“Though we respect the panel’s decision, our client is considering further appeal of these very critical issues of international arbitration law,” they said.

OAD filed its answer and counterclaims for defamation that originally involved five emails from Profimex principals accusing AOD of fraud, breach of trust and claiming the firm had “crooks in Atlanta and crooks in Israel. Birds of a feather!!!”

OAD’s lawyers subsequently added dozens more instances of Profimex officers bad-mouthing OAD staff by accusing them of lying and hiding money, both in English and Hebrew. The arbitrator allowed more than 30 statements to be added to complaint over Profimex’s objections.

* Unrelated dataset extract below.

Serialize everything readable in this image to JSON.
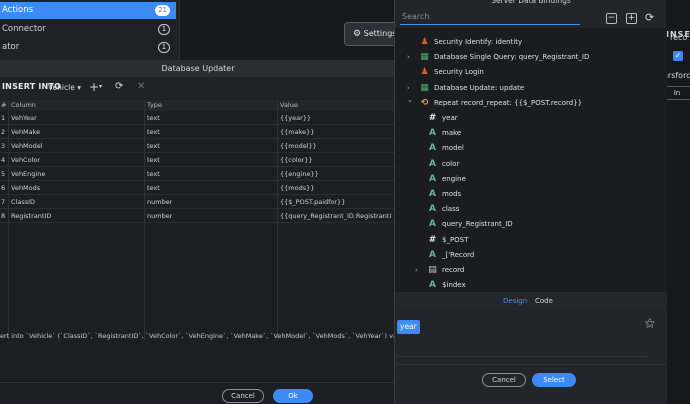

Profimex argued OAD’s counterclaims should be arbitrated in Tel Aviv, but arbitrator Nisbet Kendrick III of Kennesaw’s Kendrick Conflict Resolution ruled Atlanta was the proper venue because Profimex initially filed the dispute against OAD.

Kendrick entered his final award in 2015 granting Profimex $401,676, including $296,052 in principal, $34,674 in preaward interest and $70,949 in attorney fees on its breach of contract claims.

Kendrick awarded OAD $950,000 on its defamation counterclaims, including $500,000 in general damages, $200,000 in punitive damages and $250,000 in attorney fees.

OAD did not challenge the damages awarded against it, but Profimex filed a petition to have the defamation damages vacated.

Other than reducing Kendrick’s award to OAD, which was unopposed by OAD, Ross declined to do so.

In affirming her decision, Melloy wrote that Profimex “concedes that the arbitration clause in the [contract] was binding. Similarly, Profimex does not dispute that the arbitration clause applied to the defamation counterclaim. Profimex merely argues that the arbitration was conducted in the wrong arbitral venue.”

“We conclude that questions of arbitral venue, even those arising in international arbitration, are presumptively for the arbitrator to decide,” he wrote.

Citing the U.S. Supreme court’s 2013 decision in Oxford Health Plans LLC v. Sutter, Melloy wrote “[t]he arbitrator’s construction holds, however good, bad, or ugly.”

Alston & Bird partner Randall Allen, who co-chairs the firm’s International Arbitration & Dispute Resolution practice and is not involved in the case, said the appellate opinion “is really not all that remarkable. Again, the court has recognized the need to give considerable deference to the arbitral tribunal when parties choose to arbitrate. That is an approach deeply embedded in the policy of the U.S. courts, but also seems to contain a dose of common sense on these somewhat unusual facts.”